[Dataset rows describing interfaces]
<<<<

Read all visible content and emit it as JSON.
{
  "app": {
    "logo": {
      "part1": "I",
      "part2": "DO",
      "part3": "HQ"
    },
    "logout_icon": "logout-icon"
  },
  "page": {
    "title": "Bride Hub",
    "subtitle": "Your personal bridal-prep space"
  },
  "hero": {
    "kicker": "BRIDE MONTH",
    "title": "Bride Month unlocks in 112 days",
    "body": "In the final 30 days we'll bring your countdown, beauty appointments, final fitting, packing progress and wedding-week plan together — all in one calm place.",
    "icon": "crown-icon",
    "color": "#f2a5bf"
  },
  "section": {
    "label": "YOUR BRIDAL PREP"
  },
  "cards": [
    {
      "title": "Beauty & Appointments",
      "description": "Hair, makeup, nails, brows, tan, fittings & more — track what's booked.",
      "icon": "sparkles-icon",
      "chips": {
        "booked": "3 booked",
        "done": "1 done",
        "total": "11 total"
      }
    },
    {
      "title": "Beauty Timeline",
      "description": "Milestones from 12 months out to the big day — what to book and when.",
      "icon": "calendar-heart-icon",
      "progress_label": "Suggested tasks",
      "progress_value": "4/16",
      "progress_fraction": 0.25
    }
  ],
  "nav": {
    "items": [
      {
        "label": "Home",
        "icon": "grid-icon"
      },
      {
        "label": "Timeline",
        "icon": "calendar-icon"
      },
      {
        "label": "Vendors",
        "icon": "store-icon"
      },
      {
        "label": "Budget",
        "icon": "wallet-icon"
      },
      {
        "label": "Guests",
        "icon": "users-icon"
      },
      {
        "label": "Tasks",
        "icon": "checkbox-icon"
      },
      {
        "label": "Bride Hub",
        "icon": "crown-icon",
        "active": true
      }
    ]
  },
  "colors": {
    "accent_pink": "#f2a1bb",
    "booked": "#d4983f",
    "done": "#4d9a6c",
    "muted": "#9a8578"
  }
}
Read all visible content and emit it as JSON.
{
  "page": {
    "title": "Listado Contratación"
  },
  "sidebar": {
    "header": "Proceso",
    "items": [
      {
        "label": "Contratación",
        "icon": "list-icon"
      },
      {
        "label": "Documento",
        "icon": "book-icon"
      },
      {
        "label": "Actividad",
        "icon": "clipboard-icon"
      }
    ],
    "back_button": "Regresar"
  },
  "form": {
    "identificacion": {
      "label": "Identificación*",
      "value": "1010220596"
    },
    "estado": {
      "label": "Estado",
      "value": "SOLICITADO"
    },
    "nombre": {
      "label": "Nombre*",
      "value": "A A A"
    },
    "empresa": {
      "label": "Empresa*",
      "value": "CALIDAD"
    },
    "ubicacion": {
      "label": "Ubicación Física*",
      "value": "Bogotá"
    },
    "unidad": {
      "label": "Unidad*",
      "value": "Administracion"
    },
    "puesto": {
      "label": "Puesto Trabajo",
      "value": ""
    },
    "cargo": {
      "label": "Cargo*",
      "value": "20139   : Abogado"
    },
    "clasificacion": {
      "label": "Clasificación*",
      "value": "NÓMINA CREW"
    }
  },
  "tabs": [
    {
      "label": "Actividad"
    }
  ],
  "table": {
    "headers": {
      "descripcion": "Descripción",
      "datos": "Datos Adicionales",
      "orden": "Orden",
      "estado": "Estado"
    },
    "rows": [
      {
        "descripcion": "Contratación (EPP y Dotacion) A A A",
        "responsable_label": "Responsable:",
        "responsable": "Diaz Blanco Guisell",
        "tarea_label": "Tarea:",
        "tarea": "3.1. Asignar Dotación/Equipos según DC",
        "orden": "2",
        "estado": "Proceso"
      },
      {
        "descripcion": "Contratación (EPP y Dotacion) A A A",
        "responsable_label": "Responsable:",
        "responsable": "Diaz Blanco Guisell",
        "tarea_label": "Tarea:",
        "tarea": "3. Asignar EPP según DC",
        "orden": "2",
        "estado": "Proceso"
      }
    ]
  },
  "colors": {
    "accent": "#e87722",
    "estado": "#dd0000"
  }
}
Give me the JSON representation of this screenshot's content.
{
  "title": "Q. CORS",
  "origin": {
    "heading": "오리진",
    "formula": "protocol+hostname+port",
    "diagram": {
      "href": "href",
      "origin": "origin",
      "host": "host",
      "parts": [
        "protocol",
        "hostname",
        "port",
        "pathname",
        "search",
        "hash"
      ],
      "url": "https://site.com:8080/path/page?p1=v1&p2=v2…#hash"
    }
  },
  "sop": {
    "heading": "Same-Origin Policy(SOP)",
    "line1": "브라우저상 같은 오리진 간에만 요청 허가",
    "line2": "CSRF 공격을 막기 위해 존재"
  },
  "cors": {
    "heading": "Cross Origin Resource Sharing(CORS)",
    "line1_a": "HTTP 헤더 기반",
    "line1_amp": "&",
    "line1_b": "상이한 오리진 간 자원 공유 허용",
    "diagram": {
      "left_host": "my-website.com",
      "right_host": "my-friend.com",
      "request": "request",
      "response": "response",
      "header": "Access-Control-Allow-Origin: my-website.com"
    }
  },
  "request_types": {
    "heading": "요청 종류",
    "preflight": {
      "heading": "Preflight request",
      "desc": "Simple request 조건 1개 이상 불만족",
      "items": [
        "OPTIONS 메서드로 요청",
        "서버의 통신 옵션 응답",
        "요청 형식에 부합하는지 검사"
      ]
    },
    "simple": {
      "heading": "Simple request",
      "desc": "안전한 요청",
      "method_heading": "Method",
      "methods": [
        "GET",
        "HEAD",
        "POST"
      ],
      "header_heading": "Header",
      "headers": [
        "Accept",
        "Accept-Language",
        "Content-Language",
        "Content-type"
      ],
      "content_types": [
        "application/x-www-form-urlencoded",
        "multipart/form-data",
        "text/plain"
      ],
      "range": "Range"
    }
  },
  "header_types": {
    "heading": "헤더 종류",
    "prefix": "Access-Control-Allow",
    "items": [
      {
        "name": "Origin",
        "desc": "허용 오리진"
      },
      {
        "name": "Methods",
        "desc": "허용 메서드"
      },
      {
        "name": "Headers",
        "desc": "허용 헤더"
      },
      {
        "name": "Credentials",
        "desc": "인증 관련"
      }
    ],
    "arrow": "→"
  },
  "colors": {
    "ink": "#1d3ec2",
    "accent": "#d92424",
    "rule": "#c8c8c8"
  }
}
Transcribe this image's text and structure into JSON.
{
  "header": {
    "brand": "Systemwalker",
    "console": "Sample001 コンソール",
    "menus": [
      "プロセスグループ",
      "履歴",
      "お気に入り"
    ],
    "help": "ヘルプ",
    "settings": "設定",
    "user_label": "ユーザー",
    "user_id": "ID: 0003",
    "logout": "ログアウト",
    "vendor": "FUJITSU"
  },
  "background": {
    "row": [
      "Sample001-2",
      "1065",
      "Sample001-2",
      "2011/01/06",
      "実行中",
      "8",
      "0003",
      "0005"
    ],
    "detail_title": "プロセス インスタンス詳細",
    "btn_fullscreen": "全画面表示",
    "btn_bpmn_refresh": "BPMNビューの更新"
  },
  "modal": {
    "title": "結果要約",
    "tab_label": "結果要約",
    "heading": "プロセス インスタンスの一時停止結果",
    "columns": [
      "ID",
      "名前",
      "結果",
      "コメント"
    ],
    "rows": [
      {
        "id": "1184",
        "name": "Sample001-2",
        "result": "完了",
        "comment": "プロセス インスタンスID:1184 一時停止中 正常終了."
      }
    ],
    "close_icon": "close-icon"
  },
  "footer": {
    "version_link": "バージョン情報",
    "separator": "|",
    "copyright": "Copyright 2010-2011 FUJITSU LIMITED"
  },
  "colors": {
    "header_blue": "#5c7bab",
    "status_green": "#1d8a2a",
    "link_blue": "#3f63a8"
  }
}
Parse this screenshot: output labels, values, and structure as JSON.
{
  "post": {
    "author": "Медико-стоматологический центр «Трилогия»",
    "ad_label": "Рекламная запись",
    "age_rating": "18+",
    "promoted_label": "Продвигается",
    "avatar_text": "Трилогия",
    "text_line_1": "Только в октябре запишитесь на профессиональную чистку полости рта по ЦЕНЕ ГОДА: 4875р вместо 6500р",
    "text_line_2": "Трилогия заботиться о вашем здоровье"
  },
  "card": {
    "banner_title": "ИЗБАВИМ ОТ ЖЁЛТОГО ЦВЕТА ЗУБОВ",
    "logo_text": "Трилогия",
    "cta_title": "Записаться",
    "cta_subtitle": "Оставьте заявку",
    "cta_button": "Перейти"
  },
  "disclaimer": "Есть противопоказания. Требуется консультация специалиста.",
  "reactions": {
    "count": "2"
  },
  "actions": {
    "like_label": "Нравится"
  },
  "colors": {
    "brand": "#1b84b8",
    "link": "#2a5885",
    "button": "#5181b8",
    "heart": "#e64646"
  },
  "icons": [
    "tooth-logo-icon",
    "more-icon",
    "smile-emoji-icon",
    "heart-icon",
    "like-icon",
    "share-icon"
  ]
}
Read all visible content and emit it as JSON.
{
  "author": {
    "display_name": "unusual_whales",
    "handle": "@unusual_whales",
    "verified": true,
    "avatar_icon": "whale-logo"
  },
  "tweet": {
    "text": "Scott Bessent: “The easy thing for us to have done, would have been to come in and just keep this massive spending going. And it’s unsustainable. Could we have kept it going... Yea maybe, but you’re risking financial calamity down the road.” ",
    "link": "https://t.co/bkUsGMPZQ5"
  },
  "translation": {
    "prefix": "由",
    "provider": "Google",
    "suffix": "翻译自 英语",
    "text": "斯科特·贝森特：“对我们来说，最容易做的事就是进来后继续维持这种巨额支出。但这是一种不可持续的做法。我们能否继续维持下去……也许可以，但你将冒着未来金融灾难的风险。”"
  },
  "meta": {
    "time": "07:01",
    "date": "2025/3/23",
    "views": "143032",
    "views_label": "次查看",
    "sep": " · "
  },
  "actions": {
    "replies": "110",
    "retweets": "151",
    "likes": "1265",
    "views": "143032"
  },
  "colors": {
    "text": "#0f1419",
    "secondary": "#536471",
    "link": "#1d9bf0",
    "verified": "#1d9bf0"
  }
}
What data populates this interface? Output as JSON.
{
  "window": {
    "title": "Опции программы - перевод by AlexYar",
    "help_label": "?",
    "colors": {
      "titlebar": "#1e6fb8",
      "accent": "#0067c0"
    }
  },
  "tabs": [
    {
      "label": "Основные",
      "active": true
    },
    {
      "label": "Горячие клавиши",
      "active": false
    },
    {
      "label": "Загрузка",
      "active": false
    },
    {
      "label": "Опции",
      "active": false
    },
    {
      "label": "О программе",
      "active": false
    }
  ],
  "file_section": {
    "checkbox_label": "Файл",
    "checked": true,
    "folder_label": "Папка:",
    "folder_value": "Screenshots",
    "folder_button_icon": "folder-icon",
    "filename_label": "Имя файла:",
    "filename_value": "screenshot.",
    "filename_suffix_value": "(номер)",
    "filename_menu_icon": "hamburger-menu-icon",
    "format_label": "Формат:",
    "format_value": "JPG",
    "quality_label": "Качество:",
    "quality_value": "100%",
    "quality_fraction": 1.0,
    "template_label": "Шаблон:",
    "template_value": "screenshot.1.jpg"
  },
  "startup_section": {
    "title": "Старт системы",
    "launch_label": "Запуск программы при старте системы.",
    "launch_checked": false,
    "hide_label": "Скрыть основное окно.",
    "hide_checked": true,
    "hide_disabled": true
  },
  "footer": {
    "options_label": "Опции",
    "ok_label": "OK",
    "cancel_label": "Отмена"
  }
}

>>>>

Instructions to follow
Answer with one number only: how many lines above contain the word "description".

Answer box
2